Going through the entries, how many lines include the string "text"? Answer only with the number.

+===+

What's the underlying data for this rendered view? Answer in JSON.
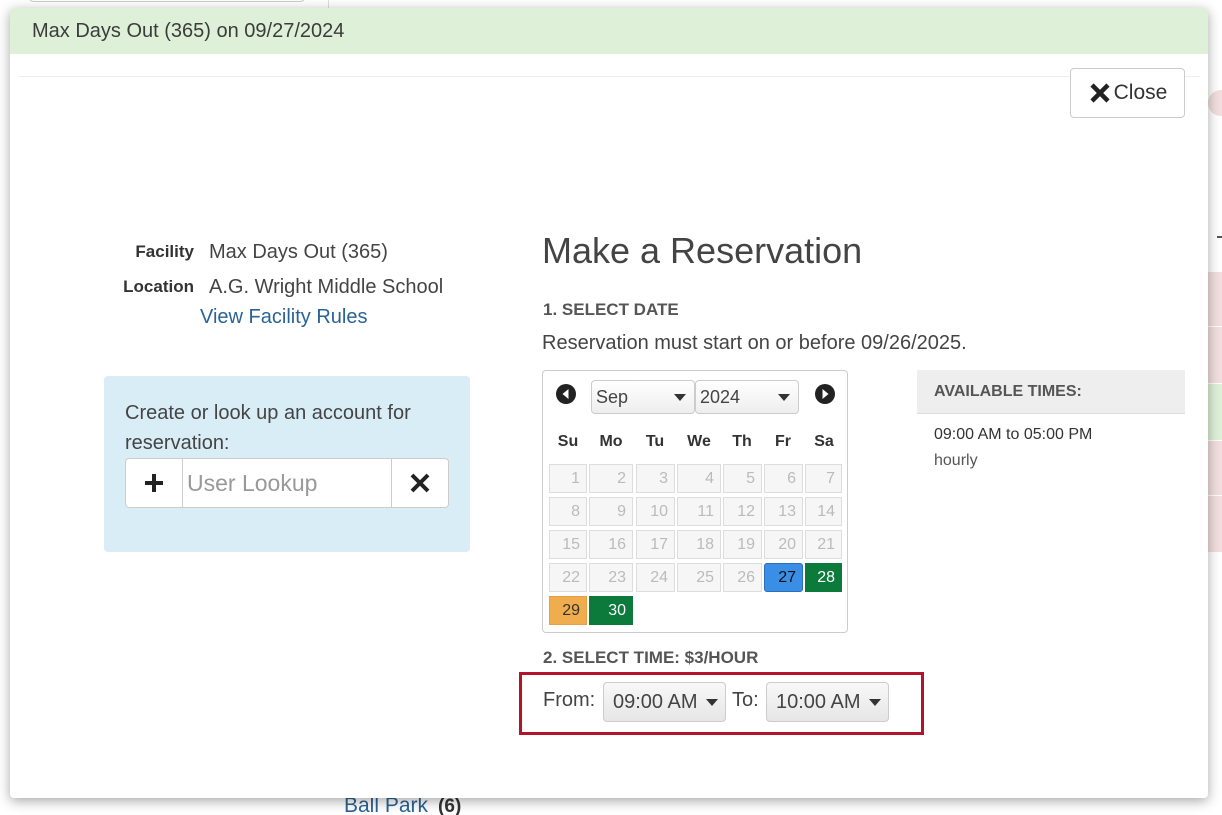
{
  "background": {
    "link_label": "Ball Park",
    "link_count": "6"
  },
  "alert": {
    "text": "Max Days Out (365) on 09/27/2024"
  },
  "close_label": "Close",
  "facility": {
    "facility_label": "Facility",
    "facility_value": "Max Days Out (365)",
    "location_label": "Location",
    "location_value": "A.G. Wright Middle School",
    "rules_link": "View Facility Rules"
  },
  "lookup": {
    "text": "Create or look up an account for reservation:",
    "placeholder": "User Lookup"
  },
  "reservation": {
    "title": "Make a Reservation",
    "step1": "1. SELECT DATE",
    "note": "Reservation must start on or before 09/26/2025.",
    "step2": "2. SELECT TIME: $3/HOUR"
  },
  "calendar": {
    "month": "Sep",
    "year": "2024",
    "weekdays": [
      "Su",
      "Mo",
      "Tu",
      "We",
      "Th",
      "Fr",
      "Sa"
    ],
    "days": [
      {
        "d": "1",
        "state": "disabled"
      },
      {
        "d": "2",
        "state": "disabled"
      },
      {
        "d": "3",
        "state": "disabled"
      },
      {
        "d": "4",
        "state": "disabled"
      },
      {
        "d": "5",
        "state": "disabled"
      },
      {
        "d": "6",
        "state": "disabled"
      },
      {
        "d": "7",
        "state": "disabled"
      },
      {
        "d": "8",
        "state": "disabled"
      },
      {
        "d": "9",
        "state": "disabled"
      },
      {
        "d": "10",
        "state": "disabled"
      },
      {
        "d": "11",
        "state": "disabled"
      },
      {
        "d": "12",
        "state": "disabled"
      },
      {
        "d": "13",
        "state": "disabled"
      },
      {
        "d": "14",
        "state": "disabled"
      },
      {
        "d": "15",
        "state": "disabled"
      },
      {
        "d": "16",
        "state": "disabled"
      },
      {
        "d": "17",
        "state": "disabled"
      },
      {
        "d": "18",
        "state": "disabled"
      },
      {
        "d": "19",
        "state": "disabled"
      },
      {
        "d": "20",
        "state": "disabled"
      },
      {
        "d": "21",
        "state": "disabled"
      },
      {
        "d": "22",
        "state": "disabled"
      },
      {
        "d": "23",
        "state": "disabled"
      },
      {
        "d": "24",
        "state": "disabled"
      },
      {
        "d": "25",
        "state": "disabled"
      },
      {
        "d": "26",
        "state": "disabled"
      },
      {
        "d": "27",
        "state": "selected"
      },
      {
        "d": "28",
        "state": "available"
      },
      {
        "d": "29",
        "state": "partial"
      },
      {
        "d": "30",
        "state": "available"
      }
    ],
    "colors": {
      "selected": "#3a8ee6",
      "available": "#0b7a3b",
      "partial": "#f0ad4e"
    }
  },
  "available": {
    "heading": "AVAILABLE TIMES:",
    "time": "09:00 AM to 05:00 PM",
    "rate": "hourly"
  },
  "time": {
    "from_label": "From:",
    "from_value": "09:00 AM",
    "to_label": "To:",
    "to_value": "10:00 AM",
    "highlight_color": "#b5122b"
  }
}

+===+

_YOUR SOLUTION_. 2